You don’t have the ability to just go in and hit them with a stick and say, “you’ll do it”; or even if you had that ability, it’s not particularly effective.
– Anonymous Helix participant on the importance of persuasion
Every professional requires a certain set of proficiencies – knowledge, skills, abilities, behaviors, and cognition – to perform their job. For some professions and positions, these proficiencies are relatively quick and easy to learn; e.g. someone can learn how to mow lawns or clean swimming pools well in a matter of days or weeks. At the other extreme, becoming even a mediocre nurse requires years of education and practice because what nurses do is so knowledge intensive, varied, and complex, requiring significant judgment with high consequence of failure. If your pool is not cleaned well, it is annoying but can be easily fixed. If your nurse scuttles your care, you can die.

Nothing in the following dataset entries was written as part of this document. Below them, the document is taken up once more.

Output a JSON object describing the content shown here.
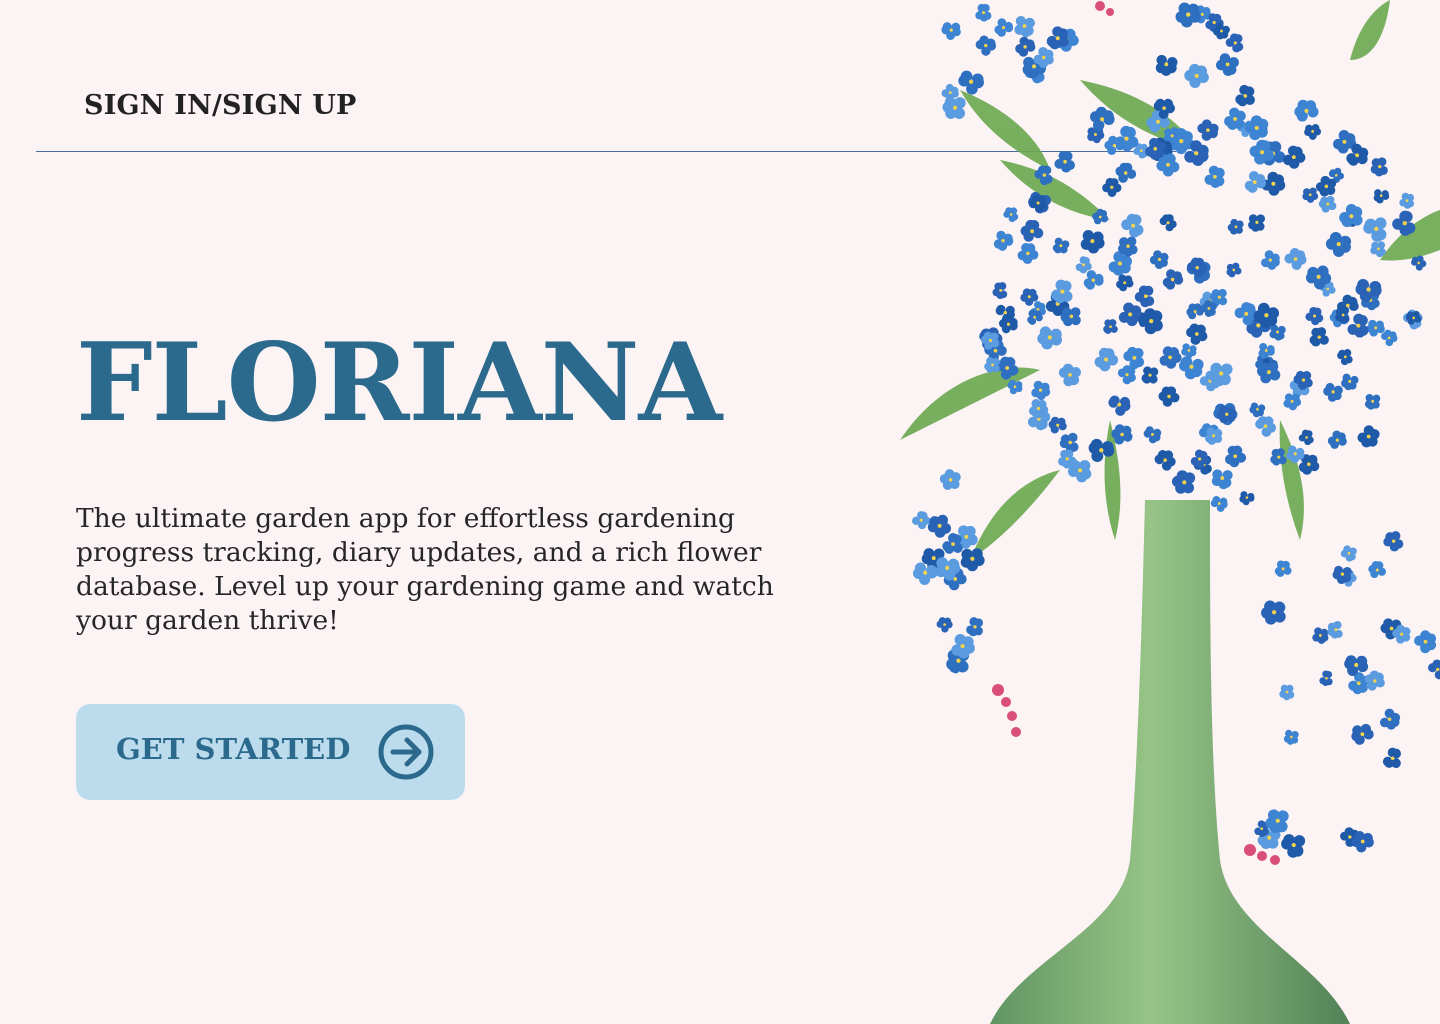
{
  "header": {
    "signin_label": "SIGN IN/SIGN UP"
  },
  "hero": {
    "title": "FLORIANA",
    "tagline": "The ultimate garden app for effortless gardening progress tracking, diary updates, and a rich flower database. Level up your gardening game and watch your garden thrive!",
    "cta_label": "GET STARTED",
    "cta_icon": "arrow-right-circle-icon"
  },
  "colors": {
    "background": "#fcf3f4",
    "accent": "#2b6a8c",
    "button_bg": "#bcdced",
    "text": "#262626"
  }
}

And what about systems engineers? To consistently deliver the values described in Chapter 2 while performing the roles described in Chapter 3, a systems engineer needs a specific set of proficiencies very much like a nurse does. Systems engineering roles are also relatively knowledge intensive, varied, and complex, requiring significant judgment with high consequence of failure. It takes years of experiences, mentoring, and education & training to grow them adequately to be an effective systems engineer. Here, in this chapter, we examine these specific ...